BEGIN Records to process

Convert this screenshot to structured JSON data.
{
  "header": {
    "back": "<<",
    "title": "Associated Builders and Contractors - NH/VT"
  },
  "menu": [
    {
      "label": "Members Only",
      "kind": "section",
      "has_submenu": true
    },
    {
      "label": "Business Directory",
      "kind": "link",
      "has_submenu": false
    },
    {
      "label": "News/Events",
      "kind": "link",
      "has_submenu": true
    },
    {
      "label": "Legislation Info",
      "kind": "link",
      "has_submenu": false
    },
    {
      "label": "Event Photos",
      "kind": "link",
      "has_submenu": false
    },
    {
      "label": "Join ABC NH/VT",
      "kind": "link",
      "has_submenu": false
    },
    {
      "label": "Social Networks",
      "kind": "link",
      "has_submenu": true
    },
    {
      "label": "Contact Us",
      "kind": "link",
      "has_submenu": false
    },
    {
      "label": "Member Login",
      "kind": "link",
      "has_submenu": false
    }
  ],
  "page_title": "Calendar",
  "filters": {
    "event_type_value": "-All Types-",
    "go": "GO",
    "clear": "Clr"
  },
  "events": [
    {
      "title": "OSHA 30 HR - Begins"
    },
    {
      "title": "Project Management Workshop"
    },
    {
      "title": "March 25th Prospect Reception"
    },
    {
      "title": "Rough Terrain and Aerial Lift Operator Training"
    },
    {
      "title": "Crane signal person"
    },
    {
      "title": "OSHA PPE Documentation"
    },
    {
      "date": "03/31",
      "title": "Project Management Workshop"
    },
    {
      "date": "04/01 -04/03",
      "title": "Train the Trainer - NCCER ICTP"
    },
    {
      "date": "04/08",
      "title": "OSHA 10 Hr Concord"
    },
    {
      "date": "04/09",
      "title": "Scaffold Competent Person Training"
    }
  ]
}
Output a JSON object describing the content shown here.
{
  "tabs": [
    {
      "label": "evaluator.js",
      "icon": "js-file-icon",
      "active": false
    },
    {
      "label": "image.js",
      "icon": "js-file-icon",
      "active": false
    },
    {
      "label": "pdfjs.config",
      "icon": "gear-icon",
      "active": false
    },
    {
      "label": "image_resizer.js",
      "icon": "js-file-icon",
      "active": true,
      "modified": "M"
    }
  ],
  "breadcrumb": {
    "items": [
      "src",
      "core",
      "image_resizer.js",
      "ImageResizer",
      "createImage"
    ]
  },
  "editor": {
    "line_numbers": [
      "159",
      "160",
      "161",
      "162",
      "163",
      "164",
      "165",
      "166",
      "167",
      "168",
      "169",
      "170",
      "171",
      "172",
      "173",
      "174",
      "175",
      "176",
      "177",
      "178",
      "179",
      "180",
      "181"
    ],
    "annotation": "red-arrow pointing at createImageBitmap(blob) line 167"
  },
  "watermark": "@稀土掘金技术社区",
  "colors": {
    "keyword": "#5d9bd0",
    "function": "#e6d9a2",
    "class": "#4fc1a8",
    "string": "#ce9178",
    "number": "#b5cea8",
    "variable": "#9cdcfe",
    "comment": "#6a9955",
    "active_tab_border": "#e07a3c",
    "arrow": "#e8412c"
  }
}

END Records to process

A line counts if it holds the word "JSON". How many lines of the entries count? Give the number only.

Answer below
2